Zech 8:19 Thus said YHWH of Hosts: The fast of the fourth month, the fast of the fifth month, the fast of the seventh month, and the fast of the tenth month shall become occasions for joy and gladness, happy festivals for the House of Judah…

In both the Karaite and Rabbanite traditions, the fasts mark Jerusalem’s destruction and the Jewish nation’s descent into exile. The dates for two of these fasts in Rabbinic Judaism—17th of Tammuz and 9th of Av—are meant to be consistent with the Roman conquest and the destruction of the Second Temple in 70 CE. Karaite Jews, however, traditionally observe these fasts in commemoration of the four major events related to the Babylonian exile:[6]

  1. The beginning of the siege on Jerusalem on the 10th of Tevet. (Jeremiah 52:4)
  2. The breaching of the walls of Jerusalem on the 9th of Tammuz. (Jeremiah 52:7)
  3. The burning of the city and of the Temple on the 7th and 10th of Av. (2 Kings 25:8-9 and Jeremiah 52:12, respectively). To explain the two dates, the Karaite sage Hakham Aharon ben Eliyahu explains that the storage structures around the temple were burnt on the seventh of Av and that the main sanctuary was burnt on the tenth.[7]
  4. The murder of Gedaliah, governor of Judah, on the 24th of Tishrei, which led the Babylonians to exile many of the remaining Jews from the holy land.[8]

In sum, whereas Rabbanites fast for the breaching of the walls of Jerusalem on the 17th of Tammuz, Karaites fast 8 days earlier on the 9th of Tammuz.
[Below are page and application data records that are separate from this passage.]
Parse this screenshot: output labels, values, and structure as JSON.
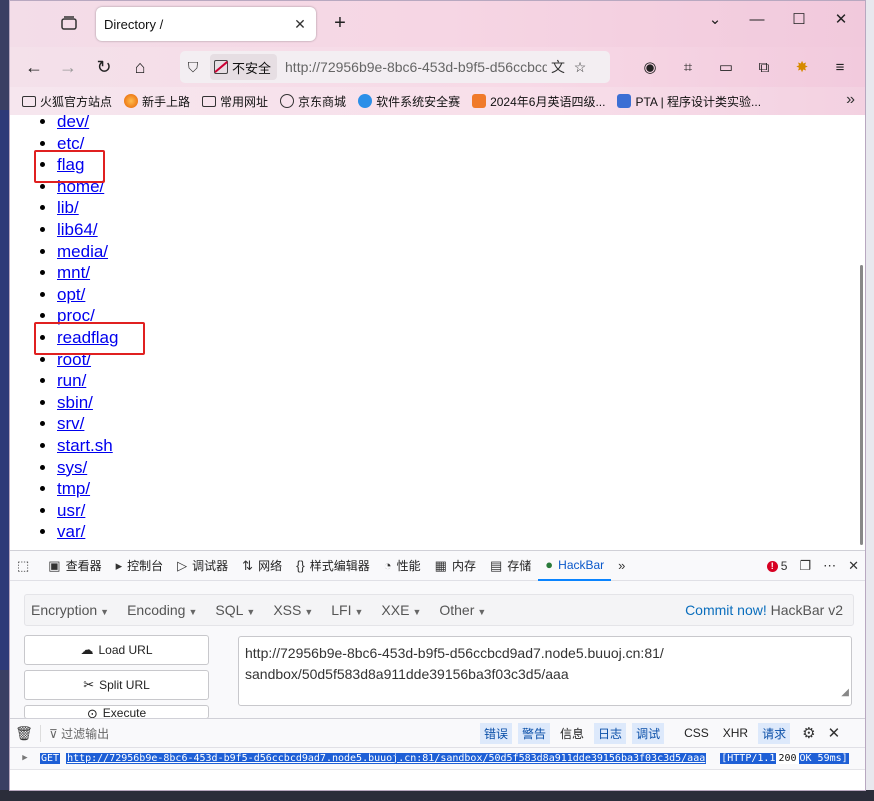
{
  "browser": {
    "tab_title": "Directory /",
    "url": "http://72956b9e-8bc6-453d-b9f5-d56ccbcd9ad7.node5.buuoj.cn:81/sandbox/50d5f583d8a911dde39156ba3f03c3d5/aaa",
    "url_visible": "http://72956b9e-8bc6-453d-b9f5-d56ccbcd9ad7.node5.buuoj.cn:81",
    "insecure_label": "不安全",
    "bookmarks": [
      "火狐官方站点",
      "新手上路",
      "常用网址",
      "京东商城",
      "软件系统安全赛",
      "2024年6月英语四级...",
      "PTA | 程序设计类实验..."
    ]
  },
  "directory": {
    "entries": [
      "dev/",
      "etc/",
      "flag",
      "home/",
      "lib/",
      "lib64/",
      "media/",
      "mnt/",
      "opt/",
      "proc/",
      "readflag",
      "root/",
      "run/",
      "sbin/",
      "srv/",
      "start.sh",
      "sys/",
      "tmp/",
      "usr/",
      "var/"
    ],
    "highlighted": [
      "flag",
      "readflag"
    ]
  },
  "devtools": {
    "tabs": [
      "查看器",
      "控制台",
      "调试器",
      "网络",
      "样式编辑器",
      "性能",
      "内存",
      "存储",
      "HackBar"
    ],
    "active_tab": "HackBar",
    "error_count": "5"
  },
  "hackbar": {
    "menus": [
      "Encryption",
      "Encoding",
      "SQL",
      "XSS",
      "LFI",
      "XXE",
      "Other"
    ],
    "commit_link": "Commit now!",
    "version": "HackBar v2",
    "load_url": "Load URL",
    "split_url": "Split URL",
    "execute": "Execute",
    "url_text": "http://72956b9e-8bc6-453d-b9f5-d56ccbcd9ad7.node5.buuoj.cn:81/\nsandbox/50d5f583d8a911dde39156ba3f03c3d5/aaa"
  },
  "console": {
    "filter_placeholder": "过滤输出",
    "filters": [
      "错误",
      "警告",
      "信息",
      "日志",
      "调试",
      "CSS",
      "XHR",
      "请求"
    ],
    "active_filters": [
      "错误",
      "警告",
      "日志",
      "调试",
      "请求"
    ],
    "log": {
      "method": "GET",
      "url": "http://72956b9e-8bc6-453d-b9f5-d56ccbcd9ad7.node5.buuoj.cn:81/sandbox/50d5f583d8a911dde39156ba3f03c3d5/aaa",
      "protocol": "[HTTP/1.1",
      "status": "200",
      "status_text": "OK 59ms]"
    }
  },
  "colors": {
    "link": "#0000ee",
    "highlight_box": "#e02020",
    "accent": "#0a84ff"
  }
}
Furthermore, because the Tanakh records two dates for the burning of the temple, Karaites traditionally fast on both the 7th and 10th of Av, instead of the 9th of Av (not mentioned in Tanakh). Thus, Karaites observe four and a half weeks of mourning between the fast of Tammuz and the fast of Av, whereas Rabbanites observe three.


August 12, 2016


Last Updated

October 1, 2021


View Footnotes

Tomer Rami Mangoubi is a graduate of MIT. He was raised in an Egyptian Karaite family in Boston, MA, and has helped provide comments for a (forthcoming) translation of the traditional Karaite legal text, Sefer Levush Malchut (ספר לבוש מלכות, “Royal Attire”). Mangoubi is currently producing an expansive summary and analysis of Karaite Halacha that allows English speakers access to classical Karaite sources, titled Mikdash Me’at (מקדש מעט, “A Small Temple”), and available here.